- **WORK INSTRUCTIONS**
For the entries presented below, indicate the number of lines that include the word "title", adding nothing else.

- **PROVIDED RECORDS**
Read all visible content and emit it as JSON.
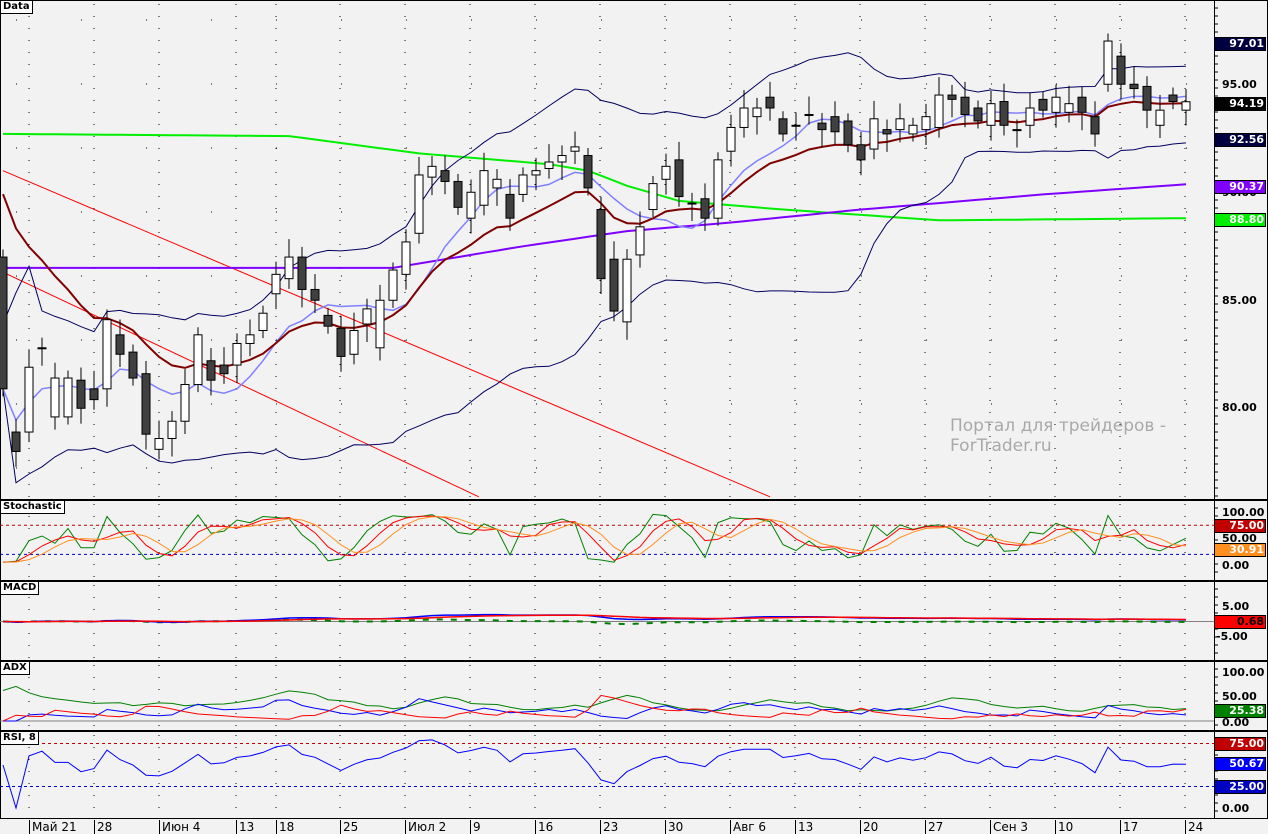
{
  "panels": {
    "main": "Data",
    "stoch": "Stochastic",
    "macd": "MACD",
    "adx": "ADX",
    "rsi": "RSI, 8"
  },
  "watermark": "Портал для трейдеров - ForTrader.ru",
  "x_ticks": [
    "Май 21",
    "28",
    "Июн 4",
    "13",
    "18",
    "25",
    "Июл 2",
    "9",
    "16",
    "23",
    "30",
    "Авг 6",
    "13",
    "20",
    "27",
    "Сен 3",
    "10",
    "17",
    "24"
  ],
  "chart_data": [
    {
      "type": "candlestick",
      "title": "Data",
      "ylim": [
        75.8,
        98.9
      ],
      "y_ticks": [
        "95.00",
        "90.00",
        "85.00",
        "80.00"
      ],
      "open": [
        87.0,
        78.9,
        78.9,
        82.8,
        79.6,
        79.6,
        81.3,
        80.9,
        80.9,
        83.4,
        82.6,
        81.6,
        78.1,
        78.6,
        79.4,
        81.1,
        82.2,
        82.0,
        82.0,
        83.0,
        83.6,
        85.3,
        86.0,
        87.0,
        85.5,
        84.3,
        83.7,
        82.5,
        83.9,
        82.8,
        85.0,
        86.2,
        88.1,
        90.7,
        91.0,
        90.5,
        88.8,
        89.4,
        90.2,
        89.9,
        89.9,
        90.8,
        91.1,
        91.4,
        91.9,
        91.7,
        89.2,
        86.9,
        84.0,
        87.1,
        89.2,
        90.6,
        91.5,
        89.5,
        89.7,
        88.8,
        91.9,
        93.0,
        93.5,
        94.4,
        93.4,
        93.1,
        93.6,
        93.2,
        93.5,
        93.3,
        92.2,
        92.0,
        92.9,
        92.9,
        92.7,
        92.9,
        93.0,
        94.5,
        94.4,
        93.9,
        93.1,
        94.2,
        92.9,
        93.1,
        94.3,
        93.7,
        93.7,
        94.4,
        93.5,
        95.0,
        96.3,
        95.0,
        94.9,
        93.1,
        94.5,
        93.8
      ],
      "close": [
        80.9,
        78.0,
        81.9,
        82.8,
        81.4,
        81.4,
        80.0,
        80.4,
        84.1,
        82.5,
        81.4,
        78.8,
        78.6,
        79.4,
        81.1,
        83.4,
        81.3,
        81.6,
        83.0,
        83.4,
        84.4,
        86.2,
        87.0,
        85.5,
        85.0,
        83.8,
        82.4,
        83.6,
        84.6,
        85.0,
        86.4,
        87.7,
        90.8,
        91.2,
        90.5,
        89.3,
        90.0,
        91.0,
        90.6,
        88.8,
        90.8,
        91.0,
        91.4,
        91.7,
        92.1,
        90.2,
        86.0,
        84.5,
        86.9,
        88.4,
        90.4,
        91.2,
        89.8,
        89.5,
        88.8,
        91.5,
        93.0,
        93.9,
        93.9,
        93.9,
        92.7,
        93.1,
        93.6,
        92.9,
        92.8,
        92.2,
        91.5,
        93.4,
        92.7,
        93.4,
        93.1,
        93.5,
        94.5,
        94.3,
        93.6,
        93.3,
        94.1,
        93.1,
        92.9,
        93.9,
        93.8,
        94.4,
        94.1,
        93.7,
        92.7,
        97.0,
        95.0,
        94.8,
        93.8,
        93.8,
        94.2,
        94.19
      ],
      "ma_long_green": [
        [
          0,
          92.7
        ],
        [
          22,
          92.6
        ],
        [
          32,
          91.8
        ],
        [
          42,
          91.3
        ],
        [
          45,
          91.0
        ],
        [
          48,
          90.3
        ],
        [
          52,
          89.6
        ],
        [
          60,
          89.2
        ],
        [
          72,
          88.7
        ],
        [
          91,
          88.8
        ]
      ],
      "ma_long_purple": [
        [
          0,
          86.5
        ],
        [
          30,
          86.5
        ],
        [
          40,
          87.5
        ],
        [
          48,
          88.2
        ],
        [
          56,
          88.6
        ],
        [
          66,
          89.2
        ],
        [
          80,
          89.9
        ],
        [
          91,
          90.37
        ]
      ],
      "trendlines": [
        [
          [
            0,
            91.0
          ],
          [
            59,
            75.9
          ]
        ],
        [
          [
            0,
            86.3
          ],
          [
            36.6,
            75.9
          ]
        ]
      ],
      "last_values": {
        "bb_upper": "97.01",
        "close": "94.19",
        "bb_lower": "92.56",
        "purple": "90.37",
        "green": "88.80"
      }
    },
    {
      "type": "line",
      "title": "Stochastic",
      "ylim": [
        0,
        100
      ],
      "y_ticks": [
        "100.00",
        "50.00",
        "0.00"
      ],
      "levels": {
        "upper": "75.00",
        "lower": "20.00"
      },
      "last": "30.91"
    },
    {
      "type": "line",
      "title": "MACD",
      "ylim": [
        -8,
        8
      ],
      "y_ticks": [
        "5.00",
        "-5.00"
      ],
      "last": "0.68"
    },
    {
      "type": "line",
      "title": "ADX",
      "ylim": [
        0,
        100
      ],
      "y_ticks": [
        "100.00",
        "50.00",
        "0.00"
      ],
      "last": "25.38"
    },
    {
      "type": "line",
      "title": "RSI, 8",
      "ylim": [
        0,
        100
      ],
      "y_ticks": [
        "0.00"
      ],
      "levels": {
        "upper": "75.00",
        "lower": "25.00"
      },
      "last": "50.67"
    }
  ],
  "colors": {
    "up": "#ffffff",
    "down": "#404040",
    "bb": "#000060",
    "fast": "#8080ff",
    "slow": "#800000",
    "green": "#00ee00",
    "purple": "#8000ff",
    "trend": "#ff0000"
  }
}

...

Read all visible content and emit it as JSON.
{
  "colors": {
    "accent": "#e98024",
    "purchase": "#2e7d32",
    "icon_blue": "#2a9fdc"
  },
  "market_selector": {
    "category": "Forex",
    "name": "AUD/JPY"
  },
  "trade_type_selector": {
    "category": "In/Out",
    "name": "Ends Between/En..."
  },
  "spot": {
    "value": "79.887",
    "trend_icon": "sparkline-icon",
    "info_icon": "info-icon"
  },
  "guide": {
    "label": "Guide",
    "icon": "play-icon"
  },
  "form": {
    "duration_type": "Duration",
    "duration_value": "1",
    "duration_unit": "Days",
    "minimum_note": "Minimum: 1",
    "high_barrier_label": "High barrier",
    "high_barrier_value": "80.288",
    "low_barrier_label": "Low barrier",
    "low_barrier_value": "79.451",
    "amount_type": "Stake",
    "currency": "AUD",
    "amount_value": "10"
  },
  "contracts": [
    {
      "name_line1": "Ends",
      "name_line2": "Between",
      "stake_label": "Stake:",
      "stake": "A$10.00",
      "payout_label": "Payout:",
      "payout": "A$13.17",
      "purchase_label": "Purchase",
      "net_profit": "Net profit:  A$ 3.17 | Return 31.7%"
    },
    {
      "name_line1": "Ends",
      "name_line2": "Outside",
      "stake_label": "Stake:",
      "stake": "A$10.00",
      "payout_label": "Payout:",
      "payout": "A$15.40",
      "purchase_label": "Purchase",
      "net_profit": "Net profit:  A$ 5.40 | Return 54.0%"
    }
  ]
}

- **ANSWER TO THIS PROBLEM**
5